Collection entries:

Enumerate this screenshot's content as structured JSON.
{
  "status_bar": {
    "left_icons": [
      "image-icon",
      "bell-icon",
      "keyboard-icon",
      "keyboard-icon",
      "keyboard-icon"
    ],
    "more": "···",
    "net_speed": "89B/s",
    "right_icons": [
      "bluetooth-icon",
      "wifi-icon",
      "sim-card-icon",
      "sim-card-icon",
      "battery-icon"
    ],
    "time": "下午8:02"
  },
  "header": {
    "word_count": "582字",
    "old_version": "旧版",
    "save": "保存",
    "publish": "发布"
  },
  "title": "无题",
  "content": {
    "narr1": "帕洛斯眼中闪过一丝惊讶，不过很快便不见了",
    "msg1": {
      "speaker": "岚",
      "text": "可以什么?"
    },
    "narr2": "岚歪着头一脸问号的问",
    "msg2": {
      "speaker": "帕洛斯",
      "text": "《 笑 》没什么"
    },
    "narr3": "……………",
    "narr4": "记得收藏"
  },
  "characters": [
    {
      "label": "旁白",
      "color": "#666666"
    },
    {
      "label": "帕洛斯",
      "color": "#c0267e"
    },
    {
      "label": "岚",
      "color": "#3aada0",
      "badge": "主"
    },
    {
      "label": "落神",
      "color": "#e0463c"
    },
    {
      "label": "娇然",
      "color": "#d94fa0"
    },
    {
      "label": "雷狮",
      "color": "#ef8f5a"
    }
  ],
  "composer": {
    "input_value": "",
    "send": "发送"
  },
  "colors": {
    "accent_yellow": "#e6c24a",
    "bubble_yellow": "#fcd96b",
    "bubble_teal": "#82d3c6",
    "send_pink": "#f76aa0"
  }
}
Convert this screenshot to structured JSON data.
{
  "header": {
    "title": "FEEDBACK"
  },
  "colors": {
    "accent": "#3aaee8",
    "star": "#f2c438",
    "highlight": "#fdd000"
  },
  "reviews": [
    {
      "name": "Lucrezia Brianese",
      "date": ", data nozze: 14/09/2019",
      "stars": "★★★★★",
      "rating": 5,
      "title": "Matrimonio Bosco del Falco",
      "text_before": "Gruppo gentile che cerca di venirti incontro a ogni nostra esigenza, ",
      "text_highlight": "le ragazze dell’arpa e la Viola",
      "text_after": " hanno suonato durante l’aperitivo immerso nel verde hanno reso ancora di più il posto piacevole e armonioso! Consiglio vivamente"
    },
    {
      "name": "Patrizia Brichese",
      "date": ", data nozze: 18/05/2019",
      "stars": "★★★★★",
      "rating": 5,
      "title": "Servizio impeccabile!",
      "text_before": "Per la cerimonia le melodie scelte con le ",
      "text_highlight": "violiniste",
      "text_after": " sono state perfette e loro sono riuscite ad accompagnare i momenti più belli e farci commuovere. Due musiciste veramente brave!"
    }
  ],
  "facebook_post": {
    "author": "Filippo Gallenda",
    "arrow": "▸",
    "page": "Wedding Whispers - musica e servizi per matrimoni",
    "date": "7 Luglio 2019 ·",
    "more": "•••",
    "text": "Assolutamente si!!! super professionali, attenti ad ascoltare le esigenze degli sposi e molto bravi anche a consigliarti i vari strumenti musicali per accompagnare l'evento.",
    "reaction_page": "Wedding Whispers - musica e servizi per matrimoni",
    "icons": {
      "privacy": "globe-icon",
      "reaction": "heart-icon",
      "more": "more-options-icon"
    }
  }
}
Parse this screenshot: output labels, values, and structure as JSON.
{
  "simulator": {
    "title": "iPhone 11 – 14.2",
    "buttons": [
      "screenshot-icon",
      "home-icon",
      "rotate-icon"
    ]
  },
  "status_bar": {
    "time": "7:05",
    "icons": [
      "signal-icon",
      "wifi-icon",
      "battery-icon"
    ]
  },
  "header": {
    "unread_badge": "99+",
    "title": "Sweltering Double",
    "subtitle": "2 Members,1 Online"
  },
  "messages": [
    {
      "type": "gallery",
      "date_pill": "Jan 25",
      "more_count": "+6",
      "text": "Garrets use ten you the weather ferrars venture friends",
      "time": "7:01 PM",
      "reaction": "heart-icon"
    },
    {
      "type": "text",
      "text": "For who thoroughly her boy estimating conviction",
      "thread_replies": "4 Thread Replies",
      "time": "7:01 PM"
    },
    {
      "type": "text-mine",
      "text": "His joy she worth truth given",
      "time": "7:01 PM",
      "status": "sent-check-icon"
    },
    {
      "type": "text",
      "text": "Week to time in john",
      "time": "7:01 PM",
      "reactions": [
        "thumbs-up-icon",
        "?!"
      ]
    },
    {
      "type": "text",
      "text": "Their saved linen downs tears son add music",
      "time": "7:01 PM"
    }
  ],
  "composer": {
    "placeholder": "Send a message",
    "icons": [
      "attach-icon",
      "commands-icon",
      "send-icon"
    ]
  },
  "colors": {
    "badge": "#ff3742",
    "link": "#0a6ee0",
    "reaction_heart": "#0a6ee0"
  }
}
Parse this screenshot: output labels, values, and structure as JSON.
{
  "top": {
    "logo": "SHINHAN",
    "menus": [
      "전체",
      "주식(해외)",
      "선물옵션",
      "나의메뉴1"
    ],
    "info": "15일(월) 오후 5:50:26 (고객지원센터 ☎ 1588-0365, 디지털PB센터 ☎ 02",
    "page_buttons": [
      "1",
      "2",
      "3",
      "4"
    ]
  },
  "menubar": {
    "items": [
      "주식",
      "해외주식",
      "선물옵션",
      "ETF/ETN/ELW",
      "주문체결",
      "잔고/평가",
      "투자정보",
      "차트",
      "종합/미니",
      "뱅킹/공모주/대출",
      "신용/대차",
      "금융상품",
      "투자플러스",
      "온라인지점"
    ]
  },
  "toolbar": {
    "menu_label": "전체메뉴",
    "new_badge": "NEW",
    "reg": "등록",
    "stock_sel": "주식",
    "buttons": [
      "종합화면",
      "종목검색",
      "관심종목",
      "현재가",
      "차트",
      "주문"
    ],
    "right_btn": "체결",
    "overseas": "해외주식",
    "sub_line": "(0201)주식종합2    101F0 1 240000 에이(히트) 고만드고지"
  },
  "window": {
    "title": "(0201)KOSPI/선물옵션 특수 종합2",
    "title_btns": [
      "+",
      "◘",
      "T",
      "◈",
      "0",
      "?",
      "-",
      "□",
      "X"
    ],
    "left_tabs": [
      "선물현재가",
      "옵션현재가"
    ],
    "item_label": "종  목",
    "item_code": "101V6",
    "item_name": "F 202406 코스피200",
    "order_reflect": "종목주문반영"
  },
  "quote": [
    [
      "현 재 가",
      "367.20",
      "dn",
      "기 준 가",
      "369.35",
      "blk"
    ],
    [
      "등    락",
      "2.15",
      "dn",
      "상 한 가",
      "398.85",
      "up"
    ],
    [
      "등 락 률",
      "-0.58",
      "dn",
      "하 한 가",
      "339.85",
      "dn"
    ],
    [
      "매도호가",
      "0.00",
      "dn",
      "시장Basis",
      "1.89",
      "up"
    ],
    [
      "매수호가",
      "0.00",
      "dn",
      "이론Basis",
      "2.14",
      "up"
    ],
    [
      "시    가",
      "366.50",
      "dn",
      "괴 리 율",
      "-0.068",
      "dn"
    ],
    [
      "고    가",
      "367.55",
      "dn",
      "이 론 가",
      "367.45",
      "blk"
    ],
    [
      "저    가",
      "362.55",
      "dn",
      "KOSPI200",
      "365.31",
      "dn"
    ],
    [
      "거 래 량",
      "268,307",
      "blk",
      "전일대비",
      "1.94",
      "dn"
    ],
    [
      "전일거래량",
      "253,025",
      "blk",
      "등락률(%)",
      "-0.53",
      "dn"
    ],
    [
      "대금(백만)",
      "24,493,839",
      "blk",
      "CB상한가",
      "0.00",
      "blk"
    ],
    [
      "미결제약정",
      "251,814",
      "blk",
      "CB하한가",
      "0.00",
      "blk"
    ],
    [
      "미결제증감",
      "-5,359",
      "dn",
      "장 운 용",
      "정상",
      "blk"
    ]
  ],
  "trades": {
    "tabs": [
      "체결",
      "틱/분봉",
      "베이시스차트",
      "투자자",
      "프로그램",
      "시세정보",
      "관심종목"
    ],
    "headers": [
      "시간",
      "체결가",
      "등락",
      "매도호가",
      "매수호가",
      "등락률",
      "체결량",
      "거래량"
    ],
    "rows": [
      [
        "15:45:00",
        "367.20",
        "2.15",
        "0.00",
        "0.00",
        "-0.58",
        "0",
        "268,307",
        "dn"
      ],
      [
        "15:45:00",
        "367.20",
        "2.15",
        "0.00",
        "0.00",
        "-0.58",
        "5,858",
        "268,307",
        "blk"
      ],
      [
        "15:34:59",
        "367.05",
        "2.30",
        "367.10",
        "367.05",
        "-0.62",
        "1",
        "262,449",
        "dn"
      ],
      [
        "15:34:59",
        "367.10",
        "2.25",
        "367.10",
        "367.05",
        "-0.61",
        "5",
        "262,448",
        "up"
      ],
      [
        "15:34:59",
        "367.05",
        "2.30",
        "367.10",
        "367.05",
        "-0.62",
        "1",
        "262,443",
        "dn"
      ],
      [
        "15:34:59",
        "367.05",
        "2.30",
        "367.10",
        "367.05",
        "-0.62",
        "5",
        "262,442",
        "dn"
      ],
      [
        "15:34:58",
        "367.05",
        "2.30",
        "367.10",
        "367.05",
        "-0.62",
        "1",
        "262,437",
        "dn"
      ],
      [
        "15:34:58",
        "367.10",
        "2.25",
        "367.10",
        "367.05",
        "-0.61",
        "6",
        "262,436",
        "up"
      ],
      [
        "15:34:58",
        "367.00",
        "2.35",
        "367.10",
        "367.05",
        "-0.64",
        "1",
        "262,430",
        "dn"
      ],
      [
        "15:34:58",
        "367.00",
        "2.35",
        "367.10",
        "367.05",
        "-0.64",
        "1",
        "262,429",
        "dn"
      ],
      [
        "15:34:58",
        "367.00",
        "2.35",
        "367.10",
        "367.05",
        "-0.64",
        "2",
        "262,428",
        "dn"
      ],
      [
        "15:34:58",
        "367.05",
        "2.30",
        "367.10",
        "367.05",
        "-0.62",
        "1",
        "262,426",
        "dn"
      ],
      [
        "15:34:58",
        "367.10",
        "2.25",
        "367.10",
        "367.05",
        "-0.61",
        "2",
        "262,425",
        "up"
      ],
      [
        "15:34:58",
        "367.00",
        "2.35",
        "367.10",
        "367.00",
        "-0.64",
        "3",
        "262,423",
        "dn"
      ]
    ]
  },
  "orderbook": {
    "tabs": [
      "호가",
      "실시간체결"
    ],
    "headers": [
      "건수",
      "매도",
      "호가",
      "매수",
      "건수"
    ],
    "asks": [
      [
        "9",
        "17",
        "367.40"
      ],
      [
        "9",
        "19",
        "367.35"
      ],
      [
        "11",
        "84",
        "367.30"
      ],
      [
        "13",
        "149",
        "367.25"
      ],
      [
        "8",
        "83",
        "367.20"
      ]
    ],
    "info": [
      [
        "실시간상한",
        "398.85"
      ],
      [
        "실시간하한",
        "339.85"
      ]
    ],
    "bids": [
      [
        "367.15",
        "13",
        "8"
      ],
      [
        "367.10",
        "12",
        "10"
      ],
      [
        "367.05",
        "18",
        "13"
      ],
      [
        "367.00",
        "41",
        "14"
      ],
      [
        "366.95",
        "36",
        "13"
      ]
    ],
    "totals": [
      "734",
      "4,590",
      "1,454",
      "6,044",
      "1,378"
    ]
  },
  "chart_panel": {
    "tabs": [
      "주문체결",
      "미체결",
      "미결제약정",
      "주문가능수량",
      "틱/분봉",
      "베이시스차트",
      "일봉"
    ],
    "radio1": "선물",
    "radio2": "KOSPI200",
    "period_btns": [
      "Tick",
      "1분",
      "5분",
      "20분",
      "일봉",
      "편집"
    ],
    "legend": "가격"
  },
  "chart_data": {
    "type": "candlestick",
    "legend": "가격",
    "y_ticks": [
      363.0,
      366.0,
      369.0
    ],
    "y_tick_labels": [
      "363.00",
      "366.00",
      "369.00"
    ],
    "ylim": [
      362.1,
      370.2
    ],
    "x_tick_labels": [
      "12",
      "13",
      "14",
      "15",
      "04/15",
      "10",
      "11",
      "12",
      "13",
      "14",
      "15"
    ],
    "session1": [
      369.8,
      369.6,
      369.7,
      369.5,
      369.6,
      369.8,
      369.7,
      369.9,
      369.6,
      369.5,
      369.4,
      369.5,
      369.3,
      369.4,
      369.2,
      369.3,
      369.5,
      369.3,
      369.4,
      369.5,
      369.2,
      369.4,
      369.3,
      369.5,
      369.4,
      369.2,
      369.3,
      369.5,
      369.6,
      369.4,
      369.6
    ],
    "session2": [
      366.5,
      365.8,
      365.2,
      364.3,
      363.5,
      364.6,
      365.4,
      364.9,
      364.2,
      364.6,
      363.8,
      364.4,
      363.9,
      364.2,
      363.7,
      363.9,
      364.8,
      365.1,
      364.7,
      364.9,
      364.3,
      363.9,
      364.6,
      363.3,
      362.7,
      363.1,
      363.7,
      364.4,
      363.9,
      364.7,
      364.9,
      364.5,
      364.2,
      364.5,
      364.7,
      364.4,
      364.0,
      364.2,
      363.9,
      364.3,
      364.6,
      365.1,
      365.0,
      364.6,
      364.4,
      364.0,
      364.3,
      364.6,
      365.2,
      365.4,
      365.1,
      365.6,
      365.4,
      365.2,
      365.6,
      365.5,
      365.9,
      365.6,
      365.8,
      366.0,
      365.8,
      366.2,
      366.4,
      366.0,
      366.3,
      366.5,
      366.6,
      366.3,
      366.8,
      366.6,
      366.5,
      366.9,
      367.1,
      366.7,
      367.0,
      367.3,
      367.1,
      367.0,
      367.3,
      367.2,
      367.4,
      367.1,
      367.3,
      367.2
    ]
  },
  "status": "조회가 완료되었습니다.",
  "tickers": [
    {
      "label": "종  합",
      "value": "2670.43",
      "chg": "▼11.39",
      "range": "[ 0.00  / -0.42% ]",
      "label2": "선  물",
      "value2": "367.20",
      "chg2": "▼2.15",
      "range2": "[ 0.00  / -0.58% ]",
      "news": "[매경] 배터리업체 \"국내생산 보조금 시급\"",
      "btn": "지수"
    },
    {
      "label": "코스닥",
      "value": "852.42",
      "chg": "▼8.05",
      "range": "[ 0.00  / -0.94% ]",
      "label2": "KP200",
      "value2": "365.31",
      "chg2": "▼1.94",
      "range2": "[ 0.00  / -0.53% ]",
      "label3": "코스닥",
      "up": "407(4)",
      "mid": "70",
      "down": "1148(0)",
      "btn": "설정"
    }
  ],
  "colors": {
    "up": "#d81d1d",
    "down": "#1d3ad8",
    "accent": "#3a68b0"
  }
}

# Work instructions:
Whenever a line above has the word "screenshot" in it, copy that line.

# Expected answer:
Enumerate this screenshot's content as structured JSON.
Convert this screenshot to structured JSON data.
Parse this screenshot: output labels, values, and structure as JSON.
      "screenshot-icon",
Parse this screenshot: output labels, values, and structure as JSON.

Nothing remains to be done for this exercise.